- This banking trojan targets Australian banks and cryptocurrency wallets.
The initial version of Gustuff recorded several similarities with another banking trojan, Marcher. The latest version has been observed to have shed a few of the similarities.
The campaign details
The start of this month saw a new campaign that delivers the latest version of this banking trojan.
- It has been observed to primarily target Australian banks and digital currency wallets, just like the older campaigns.
- However, this new campaign also has hiring sites' mobile apps on its radar.
- Targets, that are not of use as potential targets, are usually chosen to send SMS messages for propagation.
“This method of propagation has a low footprint, since it uses SMS alone, but it doesn't seem to be particularly effective, given the low number of hits we've seen on the malware-hosting domains,” say the researchers.
Features and capabilities
Gustuff can dynamically load webviews targetting specific domains based on the received commands. During this process, it can also fetch the required injection from a remote server.
- It blocks a number of anti-virus and anti-malware software to prevent detection.
- This trojan has also been noted to ask the user to update credit card information, that it steals.
- The new Gustuff version does not have the commands and code related to the socks server or proxy, as opposed to the earlier version.
- This is believed to allow the malicious actors behind this trojan to perform activities on the UI of the infected device.

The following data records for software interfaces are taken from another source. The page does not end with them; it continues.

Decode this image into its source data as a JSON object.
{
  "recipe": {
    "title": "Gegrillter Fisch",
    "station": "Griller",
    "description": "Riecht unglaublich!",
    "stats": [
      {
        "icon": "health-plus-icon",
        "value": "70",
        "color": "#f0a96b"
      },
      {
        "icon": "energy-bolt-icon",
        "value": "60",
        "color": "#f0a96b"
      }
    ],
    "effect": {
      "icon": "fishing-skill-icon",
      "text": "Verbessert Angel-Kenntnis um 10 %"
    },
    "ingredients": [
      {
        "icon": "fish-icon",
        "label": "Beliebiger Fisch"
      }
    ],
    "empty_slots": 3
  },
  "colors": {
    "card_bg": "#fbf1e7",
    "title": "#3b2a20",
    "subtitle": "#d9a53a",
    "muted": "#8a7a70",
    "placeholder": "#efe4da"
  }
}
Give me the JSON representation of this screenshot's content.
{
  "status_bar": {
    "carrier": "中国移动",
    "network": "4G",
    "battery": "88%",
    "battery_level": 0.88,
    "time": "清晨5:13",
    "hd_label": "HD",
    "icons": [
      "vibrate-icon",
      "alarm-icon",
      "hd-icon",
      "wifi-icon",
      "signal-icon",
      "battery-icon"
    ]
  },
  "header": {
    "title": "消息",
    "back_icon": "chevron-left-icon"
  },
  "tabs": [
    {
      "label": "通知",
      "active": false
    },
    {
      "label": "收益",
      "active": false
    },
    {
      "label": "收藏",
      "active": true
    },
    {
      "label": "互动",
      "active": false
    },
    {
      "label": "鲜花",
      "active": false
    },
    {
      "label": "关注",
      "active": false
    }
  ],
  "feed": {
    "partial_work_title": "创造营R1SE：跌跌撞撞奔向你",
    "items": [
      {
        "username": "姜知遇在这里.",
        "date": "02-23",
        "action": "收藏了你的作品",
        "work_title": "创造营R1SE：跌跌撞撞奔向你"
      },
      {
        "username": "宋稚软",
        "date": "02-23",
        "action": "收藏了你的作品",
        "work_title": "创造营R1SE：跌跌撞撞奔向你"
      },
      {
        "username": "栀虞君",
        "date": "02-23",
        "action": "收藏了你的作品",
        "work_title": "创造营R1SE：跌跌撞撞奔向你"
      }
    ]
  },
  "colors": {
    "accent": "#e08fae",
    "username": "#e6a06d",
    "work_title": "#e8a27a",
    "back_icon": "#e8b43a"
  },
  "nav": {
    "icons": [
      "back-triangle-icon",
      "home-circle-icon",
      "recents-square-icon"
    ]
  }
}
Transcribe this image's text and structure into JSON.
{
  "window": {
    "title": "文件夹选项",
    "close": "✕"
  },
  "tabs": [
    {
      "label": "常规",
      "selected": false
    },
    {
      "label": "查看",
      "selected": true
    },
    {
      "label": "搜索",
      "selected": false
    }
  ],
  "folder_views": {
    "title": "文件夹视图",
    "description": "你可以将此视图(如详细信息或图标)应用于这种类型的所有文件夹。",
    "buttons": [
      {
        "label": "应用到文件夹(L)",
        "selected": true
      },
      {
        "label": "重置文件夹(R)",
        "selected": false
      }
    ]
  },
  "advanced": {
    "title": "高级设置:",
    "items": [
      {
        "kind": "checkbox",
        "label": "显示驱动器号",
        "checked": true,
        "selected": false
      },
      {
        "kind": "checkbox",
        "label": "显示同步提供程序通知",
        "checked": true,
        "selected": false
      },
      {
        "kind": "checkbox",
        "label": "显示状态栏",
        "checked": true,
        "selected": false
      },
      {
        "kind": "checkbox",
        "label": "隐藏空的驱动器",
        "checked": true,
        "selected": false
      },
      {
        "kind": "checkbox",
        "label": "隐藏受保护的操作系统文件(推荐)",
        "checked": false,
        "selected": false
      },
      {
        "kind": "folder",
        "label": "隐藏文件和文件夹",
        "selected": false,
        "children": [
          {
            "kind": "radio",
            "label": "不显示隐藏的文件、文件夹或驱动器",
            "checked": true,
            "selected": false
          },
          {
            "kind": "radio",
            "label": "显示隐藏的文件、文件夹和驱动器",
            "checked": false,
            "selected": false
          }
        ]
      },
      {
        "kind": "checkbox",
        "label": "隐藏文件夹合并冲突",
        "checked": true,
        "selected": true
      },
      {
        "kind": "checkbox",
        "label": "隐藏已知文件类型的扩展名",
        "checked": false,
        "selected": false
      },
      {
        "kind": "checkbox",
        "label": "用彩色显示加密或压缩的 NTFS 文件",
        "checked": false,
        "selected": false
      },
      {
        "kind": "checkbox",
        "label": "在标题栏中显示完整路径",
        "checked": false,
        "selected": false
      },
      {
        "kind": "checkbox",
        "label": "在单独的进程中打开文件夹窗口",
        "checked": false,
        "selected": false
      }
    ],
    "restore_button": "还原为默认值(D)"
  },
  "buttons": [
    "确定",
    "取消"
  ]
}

- However, researchers say that there is no difference in the way the campaign is run.